* [WHAT TO DO] Your answer must be an exact repetition of every record.

* [STUDY MATERIAL]
_____
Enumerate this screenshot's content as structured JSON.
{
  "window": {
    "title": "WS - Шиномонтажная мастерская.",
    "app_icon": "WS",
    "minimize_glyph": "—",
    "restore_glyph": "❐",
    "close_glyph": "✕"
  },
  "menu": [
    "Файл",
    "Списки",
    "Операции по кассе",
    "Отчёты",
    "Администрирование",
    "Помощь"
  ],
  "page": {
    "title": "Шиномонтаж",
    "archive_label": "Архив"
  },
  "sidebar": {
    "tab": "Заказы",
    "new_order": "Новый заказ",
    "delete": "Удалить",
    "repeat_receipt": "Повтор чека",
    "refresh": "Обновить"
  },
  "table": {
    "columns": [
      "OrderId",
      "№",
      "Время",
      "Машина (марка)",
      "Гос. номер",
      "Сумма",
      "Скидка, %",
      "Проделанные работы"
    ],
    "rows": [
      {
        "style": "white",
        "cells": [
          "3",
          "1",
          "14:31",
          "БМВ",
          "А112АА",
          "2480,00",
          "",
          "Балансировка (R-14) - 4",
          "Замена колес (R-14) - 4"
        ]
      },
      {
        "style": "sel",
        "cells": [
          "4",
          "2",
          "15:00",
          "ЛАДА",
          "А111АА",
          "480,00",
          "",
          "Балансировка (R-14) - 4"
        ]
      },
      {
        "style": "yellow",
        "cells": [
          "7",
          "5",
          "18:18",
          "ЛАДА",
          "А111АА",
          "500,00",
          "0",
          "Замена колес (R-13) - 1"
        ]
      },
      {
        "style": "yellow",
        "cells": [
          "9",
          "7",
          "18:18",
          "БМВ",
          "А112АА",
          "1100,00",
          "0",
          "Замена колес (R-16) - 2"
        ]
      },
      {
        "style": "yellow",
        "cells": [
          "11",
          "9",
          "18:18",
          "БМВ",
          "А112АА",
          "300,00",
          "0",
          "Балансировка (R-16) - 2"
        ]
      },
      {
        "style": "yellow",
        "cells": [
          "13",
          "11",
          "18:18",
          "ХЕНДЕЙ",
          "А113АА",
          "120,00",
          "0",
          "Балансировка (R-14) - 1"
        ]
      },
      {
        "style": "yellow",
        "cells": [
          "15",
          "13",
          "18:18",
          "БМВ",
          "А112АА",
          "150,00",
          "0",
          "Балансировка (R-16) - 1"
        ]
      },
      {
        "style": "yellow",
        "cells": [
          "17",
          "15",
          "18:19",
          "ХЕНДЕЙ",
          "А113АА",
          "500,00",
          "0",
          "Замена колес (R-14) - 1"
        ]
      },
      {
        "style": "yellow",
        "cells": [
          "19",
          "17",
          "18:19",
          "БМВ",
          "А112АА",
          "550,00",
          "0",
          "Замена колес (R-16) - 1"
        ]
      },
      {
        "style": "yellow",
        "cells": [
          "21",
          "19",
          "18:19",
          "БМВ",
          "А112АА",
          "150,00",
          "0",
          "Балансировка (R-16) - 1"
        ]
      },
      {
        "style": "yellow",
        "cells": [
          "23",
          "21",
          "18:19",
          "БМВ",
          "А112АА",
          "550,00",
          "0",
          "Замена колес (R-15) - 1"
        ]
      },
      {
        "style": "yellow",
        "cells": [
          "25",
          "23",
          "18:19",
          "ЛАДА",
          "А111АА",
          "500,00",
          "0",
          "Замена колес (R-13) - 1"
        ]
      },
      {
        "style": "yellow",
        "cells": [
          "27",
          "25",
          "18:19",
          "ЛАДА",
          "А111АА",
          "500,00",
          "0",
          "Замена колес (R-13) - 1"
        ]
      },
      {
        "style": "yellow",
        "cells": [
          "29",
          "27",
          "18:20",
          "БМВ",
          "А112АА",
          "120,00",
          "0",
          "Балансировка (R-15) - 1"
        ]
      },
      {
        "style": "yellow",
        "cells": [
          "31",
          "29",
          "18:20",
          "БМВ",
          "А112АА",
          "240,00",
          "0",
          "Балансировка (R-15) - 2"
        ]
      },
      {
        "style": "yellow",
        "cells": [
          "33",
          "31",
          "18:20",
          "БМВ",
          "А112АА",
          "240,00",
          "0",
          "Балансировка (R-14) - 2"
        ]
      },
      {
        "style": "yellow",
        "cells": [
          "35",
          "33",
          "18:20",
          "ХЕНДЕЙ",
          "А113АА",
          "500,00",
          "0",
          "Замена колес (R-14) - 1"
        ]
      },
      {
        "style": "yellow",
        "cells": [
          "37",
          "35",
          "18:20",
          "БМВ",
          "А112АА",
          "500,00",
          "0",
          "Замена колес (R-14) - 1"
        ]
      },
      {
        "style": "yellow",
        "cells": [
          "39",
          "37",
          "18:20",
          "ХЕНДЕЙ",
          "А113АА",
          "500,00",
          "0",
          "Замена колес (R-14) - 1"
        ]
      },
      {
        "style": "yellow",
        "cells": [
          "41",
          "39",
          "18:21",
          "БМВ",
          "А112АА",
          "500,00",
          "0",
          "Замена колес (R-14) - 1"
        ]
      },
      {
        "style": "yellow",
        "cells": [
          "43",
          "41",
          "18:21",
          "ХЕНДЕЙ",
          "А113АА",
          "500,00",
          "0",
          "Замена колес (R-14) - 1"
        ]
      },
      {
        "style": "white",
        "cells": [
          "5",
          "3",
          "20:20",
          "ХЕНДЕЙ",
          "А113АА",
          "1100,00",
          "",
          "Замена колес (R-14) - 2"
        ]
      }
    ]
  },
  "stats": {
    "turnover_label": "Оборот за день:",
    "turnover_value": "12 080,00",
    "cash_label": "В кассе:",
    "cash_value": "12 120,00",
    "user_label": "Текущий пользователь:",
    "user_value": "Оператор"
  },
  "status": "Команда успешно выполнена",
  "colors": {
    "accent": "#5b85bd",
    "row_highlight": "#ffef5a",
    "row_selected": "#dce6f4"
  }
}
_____
* [RESULT OF THE TASK]
Enumerate this screenshot's content as structured JSON.
{
  "window": {
    "title": "WS - Шиномонтажная мастерская.",
    "app_icon": "WS",
    "minimize_glyph": "—",
    "restore_glyph": "❐",
    "close_glyph": "✕"
  },
  "menu": [
    "Файл",
    "Списки",
    "Операции по кассе",
    "Отчёты",
    "Администрирование",
    "Помощь"
  ],
  "page": {
    "title": "Шиномонтаж",
    "archive_label": "Архив"
  },
  "sidebar": {
    "tab": "Заказы",
    "new_order": "Новый заказ",
    "delete": "Удалить",
    "repeat_receipt": "Повтор чека",
    "refresh": "Обновить"
  },
  "table": {
    "columns": [
      "OrderId",
      "№",
      "Время",
      "Машина (марка)",
      "Гос. номер",
      "Сумма",
      "Скидка, %",
      "Проделанные работы"
    ],
    "rows": [
      {
        "style": "white",
        "cells": [
          "3",
          "1",
          "14:31",
          "БМВ",
          "А112АА",
          "2480,00",
          "",
          "Балансировка (R-14) - 4",
          "Замена колес (R-14) - 4"
        ]
      },
      {
        "style": "sel",
        "cells": [
          "4",
          "2",
          "15:00",
          "ЛАДА",
          "А111АА",
          "480,00",
          "",
          "Балансировка (R-14) - 4"
        ]
      },
      {
        "style": "yellow",
        "cells": [
          "7",
          "5",
          "18:18",
          "ЛАДА",
          "А111АА",
          "500,00",
          "0",
          "Замена колес (R-13) - 1"
        ]
      },
      {
        "style": "yellow",
        "cells": [
          "9",
          "7",
          "18:18",
          "БМВ",
          "А112АА",
          "1100,00",
          "0",
          "Замена колес (R-16) - 2"
        ]
      },
      {
        "style": "yellow",
        "cells": [
          "11",
          "9",
          "18:18",
          "БМВ",
          "А112АА",
          "300,00",
          "0",
          "Балансировка (R-16) - 2"
        ]
      },
      {
        "style": "yellow",
        "cells": [
          "13",
          "11",
          "18:18",
          "ХЕНДЕЙ",
          "А113АА",
          "120,00",
          "0",
          "Балансировка (R-14) - 1"
        ]
      },
      {
        "style": "yellow",
        "cells": [
          "15",
          "13",
          "18:18",
          "БМВ",
          "А112АА",
          "150,00",
          "0",
          "Балансировка (R-16) - 1"
        ]
      },
      {
        "style": "yellow",
        "cells": [
          "17",
          "15",
          "18:19",
          "ХЕНДЕЙ",
          "А113АА",
          "500,00",
          "0",
          "Замена колес (R-14) - 1"
        ]
      },
      {
        "style": "yellow",
        "cells": [
          "19",
          "17",
          "18:19",
          "БМВ",
          "А112АА",
          "550,00",
          "0",
          "Замена колес (R-16) - 1"
        ]
      },
      {
        "style": "yellow",
        "cells": [
          "21",
          "19",
          "18:19",
          "БМВ",
          "А112АА",
          "150,00",
          "0",
          "Балансировка (R-16) - 1"
        ]
      },
      {
        "style": "yellow",
        "cells": [
          "23",
          "21",
          "18:19",
          "БМВ",
          "А112АА",
          "550,00",
          "0",
          "Замена колес (R-15) - 1"
        ]
      },
      {
        "style": "yellow",
        "cells": [
          "25",
          "23",
          "18:19",
          "ЛАДА",
          "А111АА",
          "500,00",
          "0",
          "Замена колес (R-13) - 1"
        ]
      },
      {
        "style": "yellow",
        "cells": [
          "27",
          "25",
          "18:19",
          "ЛАДА",
          "А111АА",
          "500,00",
          "0",
          "Замена колес (R-13) - 1"
        ]
      },
      {
        "style": "yellow",
        "cells": [
          "29",
          "27",
          "18:20",
          "БМВ",
          "А112АА",
          "120,00",
          "0",
          "Балансировка (R-15) - 1"
        ]
      },
      {
        "style": "yellow",
        "cells": [
          "31",
          "29",
          "18:20",
          "БМВ",
          "А112АА",
          "240,00",
          "0",
          "Балансировка (R-15) - 2"
        ]
      },
      {
        "style": "yellow",
        "cells": [
          "33",
          "31",
          "18:20",
          "БМВ",
          "А112АА",
          "240,00",
          "0",
          "Балансировка (R-14) - 2"
        ]
      },
      {
        "style": "yellow",
        "cells": [
          "35",
          "33",
          "18:20",
          "ХЕНДЕЙ",
          "А113АА",
          "500,00",
          "0",
          "Замена колес (R-14) - 1"
        ]
      },
      {
        "style": "yellow",
        "cells": [
          "37",
          "35",
          "18:20",
          "БМВ",
          "А112АА",
          "500,00",
          "0",
          "Замена колес (R-14) - 1"
        ]
      },
      {
        "style": "yellow",
        "cells": [
          "39",
          "37",
          "18:20",
          "ХЕНДЕЙ",
          "А113АА",
          "500,00",
          "0",
          "Замена колес (R-14) - 1"
        ]
      },
      {
        "style": "yellow",
        "cells": [
          "41",
          "39",
          "18:21",
          "БМВ",
          "А112АА",
          "500,00",
          "0",
          "Замена колес (R-14) - 1"
        ]
      },
      {
        "style": "yellow",
        "cells": [
          "43",
          "41",
          "18:21",
          "ХЕНДЕЙ",
          "А113АА",
          "500,00",
          "0",
          "Замена колес (R-14) - 1"
        ]
      },
      {
        "style": "white",
        "cells": [
          "5",
          "3",
          "20:20",
          "ХЕНДЕЙ",
          "А113АА",
          "1100,00",
          "",
          "Замена колес (R-14) - 2"
        ]
      }
    ]
  },
  "stats": {
    "turnover_label": "Оборот за день:",
    "turnover_value": "12 080,00",
    "cash_label": "В кассе:",
    "cash_value": "12 120,00",
    "user_label": "Текущий пользователь:",
    "user_value": "Оператор"
  },
  "status": "Команда успешно выполнена",
  "colors": {
    "accent": "#5b85bd",
    "row_highlight": "#ffef5a",
    "row_selected": "#dce6f4"
  }
}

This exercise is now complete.